Extracted data entries
* * * * * * *

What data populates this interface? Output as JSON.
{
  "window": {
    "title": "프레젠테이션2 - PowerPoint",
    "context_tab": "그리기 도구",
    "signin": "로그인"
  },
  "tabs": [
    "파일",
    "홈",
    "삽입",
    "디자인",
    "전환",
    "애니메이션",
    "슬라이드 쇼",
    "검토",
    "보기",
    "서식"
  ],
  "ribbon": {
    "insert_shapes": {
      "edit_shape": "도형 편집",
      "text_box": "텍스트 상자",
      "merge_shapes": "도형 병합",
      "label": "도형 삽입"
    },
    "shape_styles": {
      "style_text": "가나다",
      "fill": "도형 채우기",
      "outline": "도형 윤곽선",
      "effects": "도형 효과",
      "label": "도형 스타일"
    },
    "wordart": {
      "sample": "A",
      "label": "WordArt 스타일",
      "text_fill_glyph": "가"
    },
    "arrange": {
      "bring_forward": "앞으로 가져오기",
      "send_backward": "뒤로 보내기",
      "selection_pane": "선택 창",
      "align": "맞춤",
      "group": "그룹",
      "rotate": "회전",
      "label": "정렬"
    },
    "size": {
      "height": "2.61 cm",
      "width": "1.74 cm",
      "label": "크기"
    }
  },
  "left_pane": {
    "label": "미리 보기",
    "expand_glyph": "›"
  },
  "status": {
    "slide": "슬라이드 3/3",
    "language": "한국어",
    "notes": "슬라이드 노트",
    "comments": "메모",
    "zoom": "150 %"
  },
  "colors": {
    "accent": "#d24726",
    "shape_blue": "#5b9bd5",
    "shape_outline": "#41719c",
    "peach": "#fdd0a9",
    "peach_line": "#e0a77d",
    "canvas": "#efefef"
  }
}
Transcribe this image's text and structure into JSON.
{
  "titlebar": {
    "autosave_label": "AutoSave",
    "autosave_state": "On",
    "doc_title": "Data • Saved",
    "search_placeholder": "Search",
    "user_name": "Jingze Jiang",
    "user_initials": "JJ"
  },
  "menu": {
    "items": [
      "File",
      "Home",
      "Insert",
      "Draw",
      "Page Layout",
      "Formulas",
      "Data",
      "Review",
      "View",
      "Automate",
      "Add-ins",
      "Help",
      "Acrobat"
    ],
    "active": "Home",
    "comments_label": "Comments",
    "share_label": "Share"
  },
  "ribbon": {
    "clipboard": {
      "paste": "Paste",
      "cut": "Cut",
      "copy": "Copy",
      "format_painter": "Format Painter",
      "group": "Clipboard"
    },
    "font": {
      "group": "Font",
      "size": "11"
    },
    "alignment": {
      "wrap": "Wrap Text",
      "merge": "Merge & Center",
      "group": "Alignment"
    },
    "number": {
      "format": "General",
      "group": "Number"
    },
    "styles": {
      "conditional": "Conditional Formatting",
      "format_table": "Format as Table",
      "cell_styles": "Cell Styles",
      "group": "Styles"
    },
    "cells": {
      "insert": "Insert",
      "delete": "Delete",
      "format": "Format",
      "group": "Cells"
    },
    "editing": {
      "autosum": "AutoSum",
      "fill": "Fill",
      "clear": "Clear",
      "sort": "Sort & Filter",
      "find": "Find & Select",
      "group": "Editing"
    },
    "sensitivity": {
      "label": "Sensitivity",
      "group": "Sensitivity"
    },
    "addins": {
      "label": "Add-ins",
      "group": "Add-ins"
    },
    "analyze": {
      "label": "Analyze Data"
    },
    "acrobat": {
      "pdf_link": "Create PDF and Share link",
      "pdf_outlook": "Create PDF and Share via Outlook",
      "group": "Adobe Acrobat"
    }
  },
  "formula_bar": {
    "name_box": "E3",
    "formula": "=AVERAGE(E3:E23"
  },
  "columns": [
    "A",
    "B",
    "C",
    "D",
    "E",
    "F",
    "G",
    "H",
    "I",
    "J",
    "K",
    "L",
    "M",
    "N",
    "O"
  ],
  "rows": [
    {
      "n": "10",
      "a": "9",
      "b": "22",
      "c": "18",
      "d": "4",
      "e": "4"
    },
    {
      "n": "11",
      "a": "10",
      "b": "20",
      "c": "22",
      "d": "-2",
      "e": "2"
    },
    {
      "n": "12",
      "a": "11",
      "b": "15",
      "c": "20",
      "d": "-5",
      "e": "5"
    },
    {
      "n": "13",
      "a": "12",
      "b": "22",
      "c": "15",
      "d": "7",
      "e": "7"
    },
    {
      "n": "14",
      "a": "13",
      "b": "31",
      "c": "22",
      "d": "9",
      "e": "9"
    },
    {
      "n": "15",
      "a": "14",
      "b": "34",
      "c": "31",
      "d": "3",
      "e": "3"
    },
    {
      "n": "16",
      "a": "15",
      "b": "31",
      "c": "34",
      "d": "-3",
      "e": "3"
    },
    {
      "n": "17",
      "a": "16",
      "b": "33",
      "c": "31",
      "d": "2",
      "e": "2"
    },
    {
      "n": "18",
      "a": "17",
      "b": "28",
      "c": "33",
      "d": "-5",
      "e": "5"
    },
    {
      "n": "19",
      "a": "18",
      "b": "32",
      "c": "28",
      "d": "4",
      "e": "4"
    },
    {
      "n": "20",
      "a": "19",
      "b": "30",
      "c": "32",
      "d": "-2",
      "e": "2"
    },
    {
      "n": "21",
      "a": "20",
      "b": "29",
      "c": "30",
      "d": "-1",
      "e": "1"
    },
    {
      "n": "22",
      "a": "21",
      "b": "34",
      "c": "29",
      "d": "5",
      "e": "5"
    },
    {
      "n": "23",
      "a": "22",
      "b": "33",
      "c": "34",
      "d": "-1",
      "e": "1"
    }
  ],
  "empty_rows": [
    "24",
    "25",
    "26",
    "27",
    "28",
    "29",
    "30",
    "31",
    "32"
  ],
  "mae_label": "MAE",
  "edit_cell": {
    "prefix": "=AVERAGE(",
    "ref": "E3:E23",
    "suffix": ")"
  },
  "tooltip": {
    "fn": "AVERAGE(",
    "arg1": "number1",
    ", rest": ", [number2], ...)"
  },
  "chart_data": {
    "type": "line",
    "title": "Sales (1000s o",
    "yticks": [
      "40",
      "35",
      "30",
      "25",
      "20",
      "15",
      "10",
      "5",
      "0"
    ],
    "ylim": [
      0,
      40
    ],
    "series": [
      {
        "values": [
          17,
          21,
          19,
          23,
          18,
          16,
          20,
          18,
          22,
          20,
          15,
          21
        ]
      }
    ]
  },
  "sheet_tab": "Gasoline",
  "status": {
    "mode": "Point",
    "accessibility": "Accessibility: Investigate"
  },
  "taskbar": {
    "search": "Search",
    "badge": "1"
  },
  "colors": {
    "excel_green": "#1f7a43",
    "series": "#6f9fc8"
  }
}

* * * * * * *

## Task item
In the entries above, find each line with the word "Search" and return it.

## Task answer
    "search_placeholder": "Search",
    "search": "Search",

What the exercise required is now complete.